## [Work to be completed]
Scan the entries below for the word "price" and copy every line in which it occurs.

Saved data entries:
>>>>
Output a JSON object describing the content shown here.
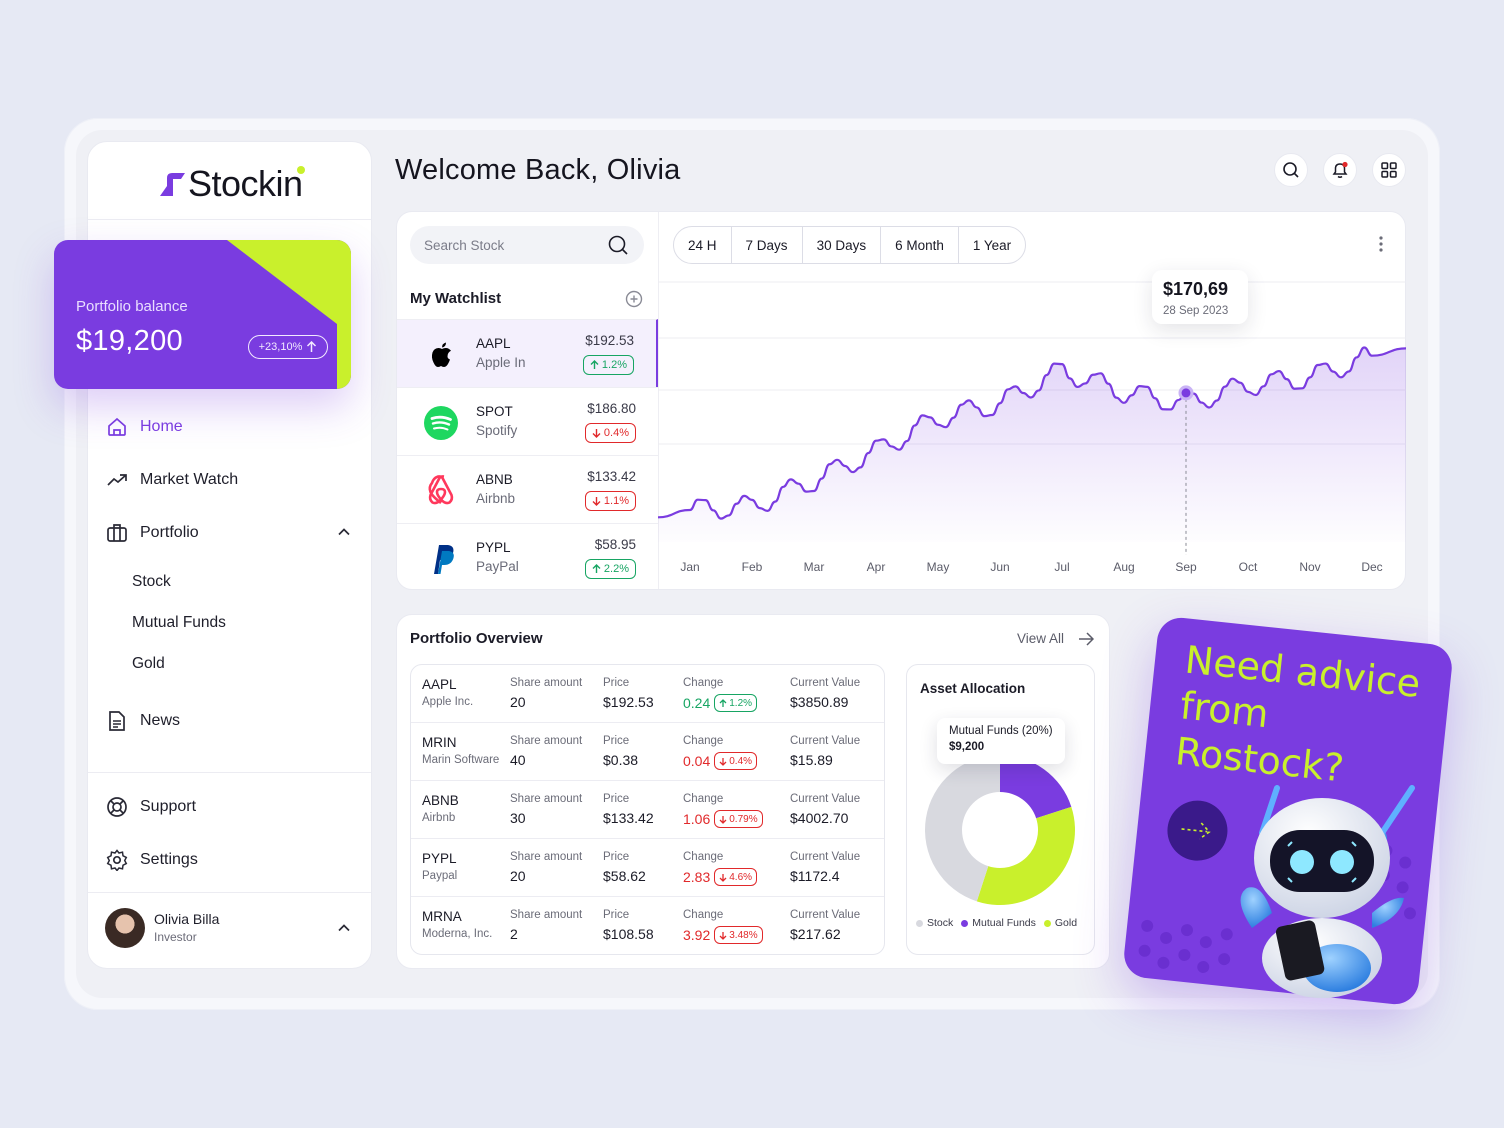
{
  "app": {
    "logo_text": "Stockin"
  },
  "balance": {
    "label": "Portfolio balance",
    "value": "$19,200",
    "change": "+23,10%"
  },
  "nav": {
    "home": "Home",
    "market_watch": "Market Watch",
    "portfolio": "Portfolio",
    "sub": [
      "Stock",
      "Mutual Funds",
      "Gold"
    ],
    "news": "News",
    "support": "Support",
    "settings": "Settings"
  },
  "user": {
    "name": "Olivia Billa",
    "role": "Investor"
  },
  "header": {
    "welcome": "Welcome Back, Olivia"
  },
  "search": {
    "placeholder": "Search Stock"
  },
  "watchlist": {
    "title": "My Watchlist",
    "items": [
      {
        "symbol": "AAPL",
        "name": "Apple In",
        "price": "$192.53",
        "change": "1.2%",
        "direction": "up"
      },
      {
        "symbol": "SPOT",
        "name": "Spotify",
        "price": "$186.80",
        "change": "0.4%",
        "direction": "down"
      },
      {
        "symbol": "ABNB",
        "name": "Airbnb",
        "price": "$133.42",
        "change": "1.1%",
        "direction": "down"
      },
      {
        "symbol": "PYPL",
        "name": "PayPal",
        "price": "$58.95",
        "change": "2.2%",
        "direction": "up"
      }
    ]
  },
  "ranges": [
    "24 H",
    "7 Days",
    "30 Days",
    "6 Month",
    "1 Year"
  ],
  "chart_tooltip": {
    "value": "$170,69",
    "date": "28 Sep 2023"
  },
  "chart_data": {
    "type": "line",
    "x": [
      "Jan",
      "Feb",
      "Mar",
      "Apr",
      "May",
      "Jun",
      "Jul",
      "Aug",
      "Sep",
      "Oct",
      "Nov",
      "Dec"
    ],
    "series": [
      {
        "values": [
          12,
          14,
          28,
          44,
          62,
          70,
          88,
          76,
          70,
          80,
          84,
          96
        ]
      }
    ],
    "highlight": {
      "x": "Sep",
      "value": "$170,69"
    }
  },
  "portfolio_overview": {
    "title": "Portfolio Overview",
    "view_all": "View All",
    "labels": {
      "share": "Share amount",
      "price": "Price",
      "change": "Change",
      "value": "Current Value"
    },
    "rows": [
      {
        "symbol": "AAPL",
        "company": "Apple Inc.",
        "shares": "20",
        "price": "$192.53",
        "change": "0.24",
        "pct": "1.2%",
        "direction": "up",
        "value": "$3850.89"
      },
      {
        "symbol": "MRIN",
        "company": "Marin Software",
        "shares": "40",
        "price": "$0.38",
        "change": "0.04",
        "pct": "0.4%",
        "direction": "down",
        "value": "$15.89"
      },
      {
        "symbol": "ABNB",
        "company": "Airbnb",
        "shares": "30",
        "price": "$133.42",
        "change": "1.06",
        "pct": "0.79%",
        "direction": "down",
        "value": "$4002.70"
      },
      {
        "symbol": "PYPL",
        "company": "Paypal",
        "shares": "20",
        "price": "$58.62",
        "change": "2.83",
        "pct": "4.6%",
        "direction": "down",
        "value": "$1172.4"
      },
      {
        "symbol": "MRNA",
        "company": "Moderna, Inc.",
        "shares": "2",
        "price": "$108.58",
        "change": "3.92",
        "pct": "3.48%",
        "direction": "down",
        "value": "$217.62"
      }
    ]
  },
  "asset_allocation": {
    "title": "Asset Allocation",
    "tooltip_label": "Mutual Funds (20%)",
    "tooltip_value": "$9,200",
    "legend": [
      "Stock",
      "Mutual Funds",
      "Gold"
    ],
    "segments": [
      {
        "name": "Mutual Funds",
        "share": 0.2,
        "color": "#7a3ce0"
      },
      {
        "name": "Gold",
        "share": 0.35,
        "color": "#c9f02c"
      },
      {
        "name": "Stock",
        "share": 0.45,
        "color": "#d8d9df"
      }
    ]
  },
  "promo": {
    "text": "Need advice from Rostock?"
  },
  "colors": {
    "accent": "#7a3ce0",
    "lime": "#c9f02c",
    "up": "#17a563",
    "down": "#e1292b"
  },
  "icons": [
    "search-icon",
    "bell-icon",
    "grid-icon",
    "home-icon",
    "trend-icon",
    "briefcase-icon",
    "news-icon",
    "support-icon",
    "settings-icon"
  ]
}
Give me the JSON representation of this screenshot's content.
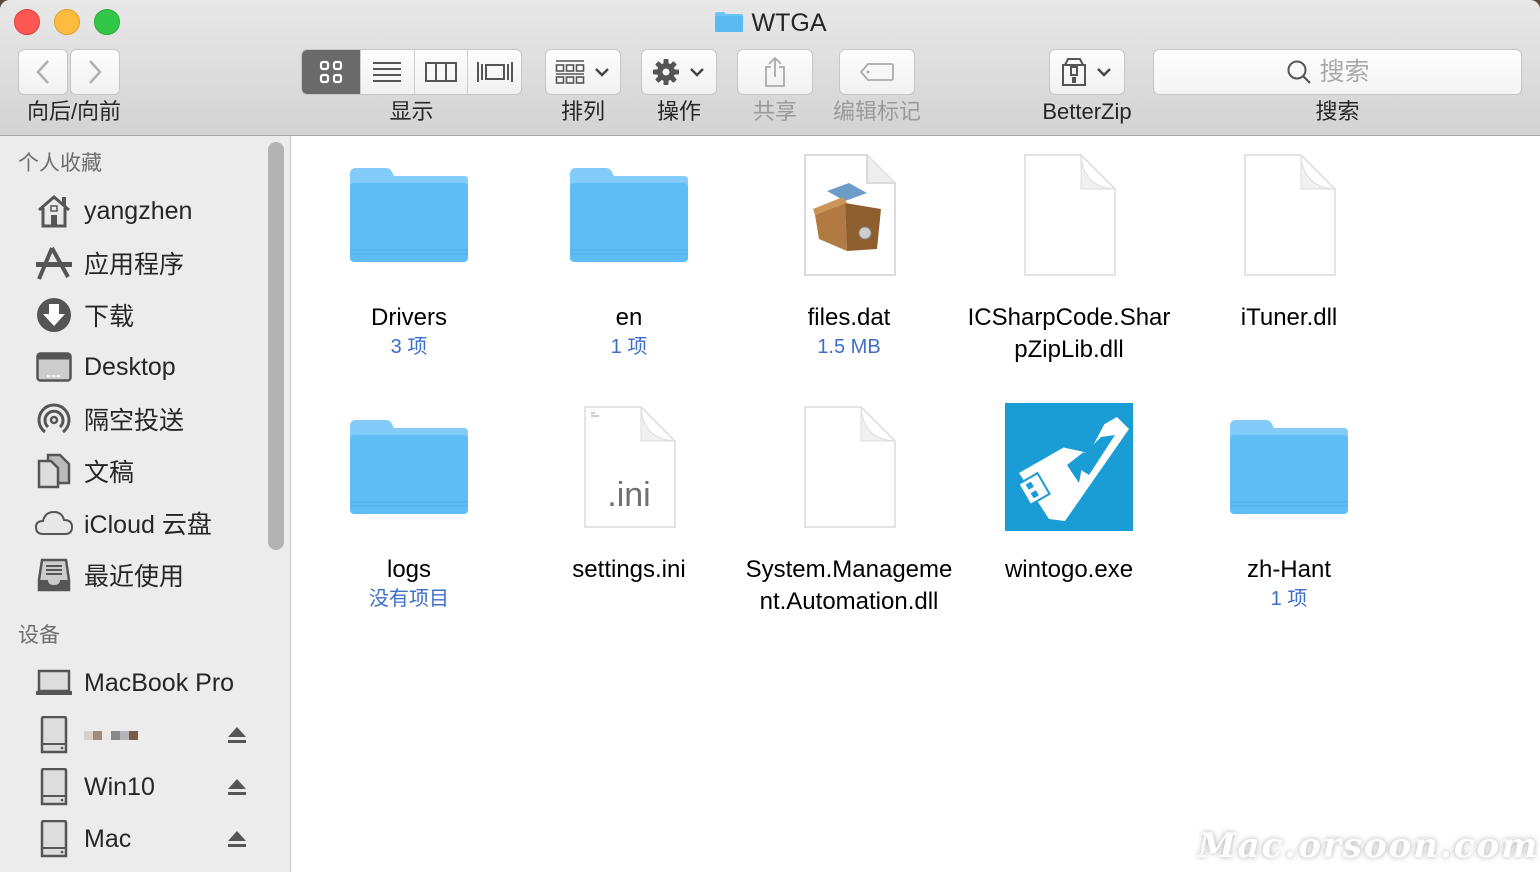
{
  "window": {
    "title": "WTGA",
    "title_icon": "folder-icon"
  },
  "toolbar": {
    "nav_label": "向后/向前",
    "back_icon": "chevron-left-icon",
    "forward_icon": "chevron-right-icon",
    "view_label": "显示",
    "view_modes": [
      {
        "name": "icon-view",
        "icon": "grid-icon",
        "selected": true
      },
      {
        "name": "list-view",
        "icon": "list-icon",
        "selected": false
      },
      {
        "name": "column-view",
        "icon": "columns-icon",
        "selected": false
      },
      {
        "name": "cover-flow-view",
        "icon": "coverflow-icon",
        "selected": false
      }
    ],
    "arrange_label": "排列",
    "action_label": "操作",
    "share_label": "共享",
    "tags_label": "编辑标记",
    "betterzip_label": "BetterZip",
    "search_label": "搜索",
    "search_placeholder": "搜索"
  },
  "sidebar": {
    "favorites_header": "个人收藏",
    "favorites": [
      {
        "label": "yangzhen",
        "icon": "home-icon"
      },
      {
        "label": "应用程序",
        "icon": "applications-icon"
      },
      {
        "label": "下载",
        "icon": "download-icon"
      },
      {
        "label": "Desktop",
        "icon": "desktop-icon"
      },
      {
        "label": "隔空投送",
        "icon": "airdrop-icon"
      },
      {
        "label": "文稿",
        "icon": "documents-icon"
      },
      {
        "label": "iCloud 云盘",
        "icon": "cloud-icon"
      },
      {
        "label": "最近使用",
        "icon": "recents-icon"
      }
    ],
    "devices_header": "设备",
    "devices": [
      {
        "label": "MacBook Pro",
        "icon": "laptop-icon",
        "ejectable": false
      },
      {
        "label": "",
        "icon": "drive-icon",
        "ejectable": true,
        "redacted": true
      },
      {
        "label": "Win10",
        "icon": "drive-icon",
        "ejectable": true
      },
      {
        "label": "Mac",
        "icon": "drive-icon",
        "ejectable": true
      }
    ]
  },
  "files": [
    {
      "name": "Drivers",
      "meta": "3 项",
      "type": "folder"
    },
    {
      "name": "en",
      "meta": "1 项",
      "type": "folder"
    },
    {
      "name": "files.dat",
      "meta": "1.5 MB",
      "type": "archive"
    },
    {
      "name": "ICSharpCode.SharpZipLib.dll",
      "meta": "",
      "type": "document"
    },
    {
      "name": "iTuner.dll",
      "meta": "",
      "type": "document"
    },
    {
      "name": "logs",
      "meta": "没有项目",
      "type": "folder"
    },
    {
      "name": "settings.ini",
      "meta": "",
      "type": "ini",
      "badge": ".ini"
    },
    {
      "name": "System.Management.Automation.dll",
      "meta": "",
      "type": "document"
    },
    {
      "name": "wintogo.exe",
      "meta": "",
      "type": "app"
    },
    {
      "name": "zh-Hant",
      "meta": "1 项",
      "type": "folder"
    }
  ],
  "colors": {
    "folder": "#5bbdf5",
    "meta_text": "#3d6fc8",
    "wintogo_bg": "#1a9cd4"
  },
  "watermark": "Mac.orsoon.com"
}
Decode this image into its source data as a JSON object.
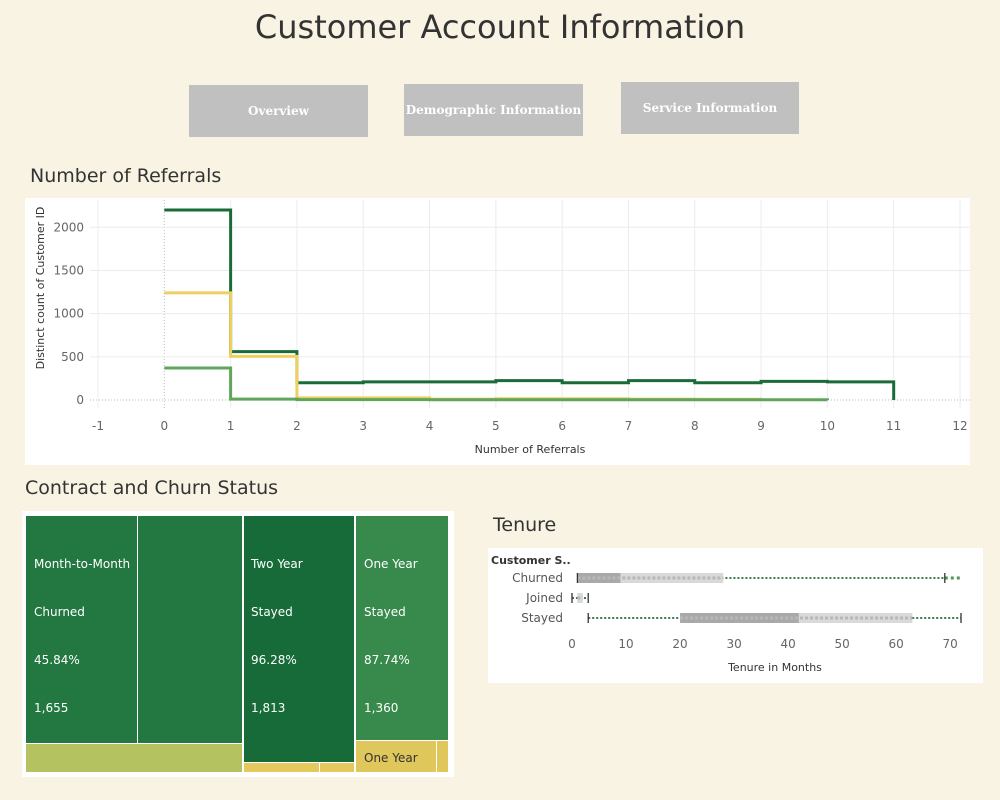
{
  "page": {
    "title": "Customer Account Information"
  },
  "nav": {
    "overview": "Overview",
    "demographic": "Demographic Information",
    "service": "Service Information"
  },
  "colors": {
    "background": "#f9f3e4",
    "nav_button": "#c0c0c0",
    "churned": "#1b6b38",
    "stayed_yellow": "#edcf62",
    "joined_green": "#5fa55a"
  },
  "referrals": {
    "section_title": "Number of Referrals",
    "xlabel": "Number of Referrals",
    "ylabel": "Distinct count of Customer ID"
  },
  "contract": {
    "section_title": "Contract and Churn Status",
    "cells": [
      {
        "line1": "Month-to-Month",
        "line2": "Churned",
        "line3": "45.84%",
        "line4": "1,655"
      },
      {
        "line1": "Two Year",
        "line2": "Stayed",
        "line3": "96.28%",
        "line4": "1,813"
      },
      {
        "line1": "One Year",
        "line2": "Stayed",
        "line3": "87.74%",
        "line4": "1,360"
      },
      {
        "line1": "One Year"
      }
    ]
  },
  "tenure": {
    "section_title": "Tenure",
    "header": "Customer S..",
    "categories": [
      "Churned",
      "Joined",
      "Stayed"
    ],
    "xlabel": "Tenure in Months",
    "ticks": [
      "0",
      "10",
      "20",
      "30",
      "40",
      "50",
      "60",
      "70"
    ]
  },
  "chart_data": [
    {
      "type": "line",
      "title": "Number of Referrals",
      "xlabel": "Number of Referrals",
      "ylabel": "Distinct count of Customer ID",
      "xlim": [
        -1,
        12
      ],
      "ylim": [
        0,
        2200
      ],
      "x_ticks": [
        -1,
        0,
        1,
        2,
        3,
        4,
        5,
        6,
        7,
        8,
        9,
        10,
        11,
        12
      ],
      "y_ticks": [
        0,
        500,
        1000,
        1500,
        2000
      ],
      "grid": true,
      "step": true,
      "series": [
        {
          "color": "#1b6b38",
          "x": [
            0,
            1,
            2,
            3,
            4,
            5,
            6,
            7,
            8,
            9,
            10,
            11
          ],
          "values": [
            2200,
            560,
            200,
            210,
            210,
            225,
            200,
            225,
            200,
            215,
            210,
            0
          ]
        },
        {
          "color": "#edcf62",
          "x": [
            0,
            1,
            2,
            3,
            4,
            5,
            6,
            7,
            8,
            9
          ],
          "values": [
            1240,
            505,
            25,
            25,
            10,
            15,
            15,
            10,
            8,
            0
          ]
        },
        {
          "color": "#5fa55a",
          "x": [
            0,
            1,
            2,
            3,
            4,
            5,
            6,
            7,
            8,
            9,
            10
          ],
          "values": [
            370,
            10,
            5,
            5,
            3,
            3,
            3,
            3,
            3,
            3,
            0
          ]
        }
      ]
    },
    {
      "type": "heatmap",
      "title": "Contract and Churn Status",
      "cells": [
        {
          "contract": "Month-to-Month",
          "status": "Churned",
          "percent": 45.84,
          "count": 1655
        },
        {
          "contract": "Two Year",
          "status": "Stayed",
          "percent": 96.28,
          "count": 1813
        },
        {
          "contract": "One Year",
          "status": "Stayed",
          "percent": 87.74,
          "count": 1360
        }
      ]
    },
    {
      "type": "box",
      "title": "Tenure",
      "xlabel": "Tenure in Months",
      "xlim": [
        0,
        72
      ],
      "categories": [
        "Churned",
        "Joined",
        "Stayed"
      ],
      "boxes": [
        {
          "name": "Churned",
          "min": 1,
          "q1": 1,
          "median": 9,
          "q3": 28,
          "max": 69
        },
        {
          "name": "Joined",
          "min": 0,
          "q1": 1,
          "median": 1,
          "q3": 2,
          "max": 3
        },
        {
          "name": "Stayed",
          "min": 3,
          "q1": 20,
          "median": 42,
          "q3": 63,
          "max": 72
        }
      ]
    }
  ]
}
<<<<
## [Your solution]
        "price": "$192.53",
        "price": "$186.80",
        "price": "$133.42",
        "price": "$58.95",
      "price": "Price",
        "price": "$192.53",
        "price": "$0.38",
        "price": "$133.42",
        "price": "$58.62",
        "price": "$108.58",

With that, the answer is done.